▶ [Records to use]:

══════════

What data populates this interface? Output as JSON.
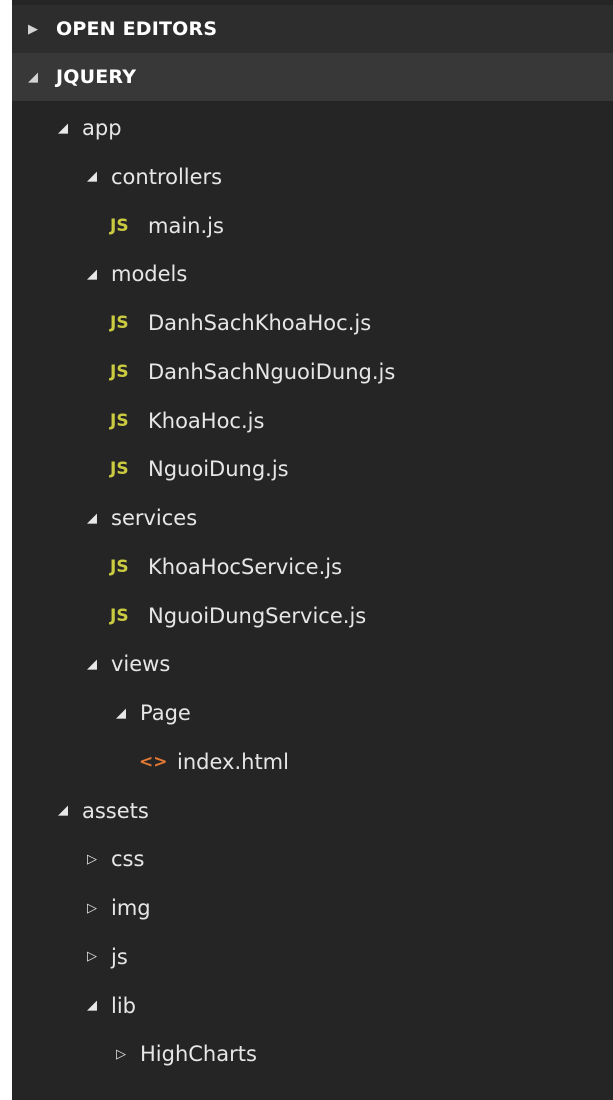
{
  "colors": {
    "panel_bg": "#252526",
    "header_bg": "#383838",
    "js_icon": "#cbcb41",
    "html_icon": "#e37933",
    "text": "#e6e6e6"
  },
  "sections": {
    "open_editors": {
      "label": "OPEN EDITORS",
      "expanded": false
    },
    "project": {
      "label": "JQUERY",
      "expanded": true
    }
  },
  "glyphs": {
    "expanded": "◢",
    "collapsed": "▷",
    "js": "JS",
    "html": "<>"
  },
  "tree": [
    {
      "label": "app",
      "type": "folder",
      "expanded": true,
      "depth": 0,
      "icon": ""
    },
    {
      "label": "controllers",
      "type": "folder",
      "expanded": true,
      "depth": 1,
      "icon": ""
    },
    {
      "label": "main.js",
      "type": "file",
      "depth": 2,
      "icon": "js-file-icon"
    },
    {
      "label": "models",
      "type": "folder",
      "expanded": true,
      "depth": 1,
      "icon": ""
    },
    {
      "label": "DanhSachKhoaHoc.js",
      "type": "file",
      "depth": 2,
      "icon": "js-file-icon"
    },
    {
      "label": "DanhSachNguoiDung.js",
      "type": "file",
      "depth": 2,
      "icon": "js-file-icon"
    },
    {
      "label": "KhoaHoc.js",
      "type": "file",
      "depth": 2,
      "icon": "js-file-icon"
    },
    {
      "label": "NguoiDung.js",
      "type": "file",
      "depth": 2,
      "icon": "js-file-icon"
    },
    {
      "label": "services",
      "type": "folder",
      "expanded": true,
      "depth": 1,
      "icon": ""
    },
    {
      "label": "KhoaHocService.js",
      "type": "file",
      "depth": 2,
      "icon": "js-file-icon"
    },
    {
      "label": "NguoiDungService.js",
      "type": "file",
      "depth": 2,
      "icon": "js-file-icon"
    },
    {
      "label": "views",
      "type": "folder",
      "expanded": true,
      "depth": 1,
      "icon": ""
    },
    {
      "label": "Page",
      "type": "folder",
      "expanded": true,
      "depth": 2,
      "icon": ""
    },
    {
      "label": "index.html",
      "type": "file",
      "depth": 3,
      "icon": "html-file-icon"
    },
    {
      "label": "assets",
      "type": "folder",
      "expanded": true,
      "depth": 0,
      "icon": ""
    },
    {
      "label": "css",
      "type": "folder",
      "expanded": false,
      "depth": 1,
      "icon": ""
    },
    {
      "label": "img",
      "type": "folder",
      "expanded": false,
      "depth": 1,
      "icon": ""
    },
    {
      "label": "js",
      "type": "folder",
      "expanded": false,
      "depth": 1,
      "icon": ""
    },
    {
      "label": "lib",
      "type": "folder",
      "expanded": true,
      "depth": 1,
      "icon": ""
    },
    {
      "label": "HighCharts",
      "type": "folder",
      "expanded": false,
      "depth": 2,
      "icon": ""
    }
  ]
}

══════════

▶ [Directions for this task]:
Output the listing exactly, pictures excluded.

▶ [Result below]:
What data populates this interface? Output as JSON.
{
  "colors": {
    "panel_bg": "#252526",
    "header_bg": "#383838",
    "js_icon": "#cbcb41",
    "html_icon": "#e37933",
    "text": "#e6e6e6"
  },
  "sections": {
    "open_editors": {
      "label": "OPEN EDITORS",
      "expanded": false
    },
    "project": {
      "label": "JQUERY",
      "expanded": true
    }
  },
  "glyphs": {
    "expanded": "◢",
    "collapsed": "▷",
    "js": "JS",
    "html": "<>"
  },
  "tree": [
    {
      "label": "app",
      "type": "folder",
      "expanded": true,
      "depth": 0,
      "icon": ""
    },
    {
      "label": "controllers",
      "type": "folder",
      "expanded": true,
      "depth": 1,
      "icon": ""
    },
    {
      "label": "main.js",
      "type": "file",
      "depth": 2,
      "icon": "js-file-icon"
    },
    {
      "label": "models",
      "type": "folder",
      "expanded": true,
      "depth": 1,
      "icon": ""
    },
    {
      "label": "DanhSachKhoaHoc.js",
      "type": "file",
      "depth": 2,
      "icon": "js-file-icon"
    },
    {
      "label": "DanhSachNguoiDung.js",
      "type": "file",
      "depth": 2,
      "icon": "js-file-icon"
    },
    {
      "label": "KhoaHoc.js",
      "type": "file",
      "depth": 2,
      "icon": "js-file-icon"
    },
    {
      "label": "NguoiDung.js",
      "type": "file",
      "depth": 2,
      "icon": "js-file-icon"
    },
    {
      "label": "services",
      "type": "folder",
      "expanded": true,
      "depth": 1,
      "icon": ""
    },
    {
      "label": "KhoaHocService.js",
      "type": "file",
      "depth": 2,
      "icon": "js-file-icon"
    },
    {
      "label": "NguoiDungService.js",
      "type": "file",
      "depth": 2,
      "icon": "js-file-icon"
    },
    {
      "label": "views",
      "type": "folder",
      "expanded": true,
      "depth": 1,
      "icon": ""
    },
    {
      "label": "Page",
      "type": "folder",
      "expanded": true,
      "depth": 2,
      "icon": ""
    },
    {
      "label": "index.html",
      "type": "file",
      "depth": 3,
      "icon": "html-file-icon"
    },
    {
      "label": "assets",
      "type": "folder",
      "expanded": true,
      "depth": 0,
      "icon": ""
    },
    {
      "label": "css",
      "type": "folder",
      "expanded": false,
      "depth": 1,
      "icon": ""
    },
    {
      "label": "img",
      "type": "folder",
      "expanded": false,
      "depth": 1,
      "icon": ""
    },
    {
      "label": "js",
      "type": "folder",
      "expanded": false,
      "depth": 1,
      "icon": ""
    },
    {
      "label": "lib",
      "type": "folder",
      "expanded": true,
      "depth": 1,
      "icon": ""
    },
    {
      "label": "HighCharts",
      "type": "folder",
      "expanded": false,
      "depth": 2,
      "icon": ""
    }
  ]
}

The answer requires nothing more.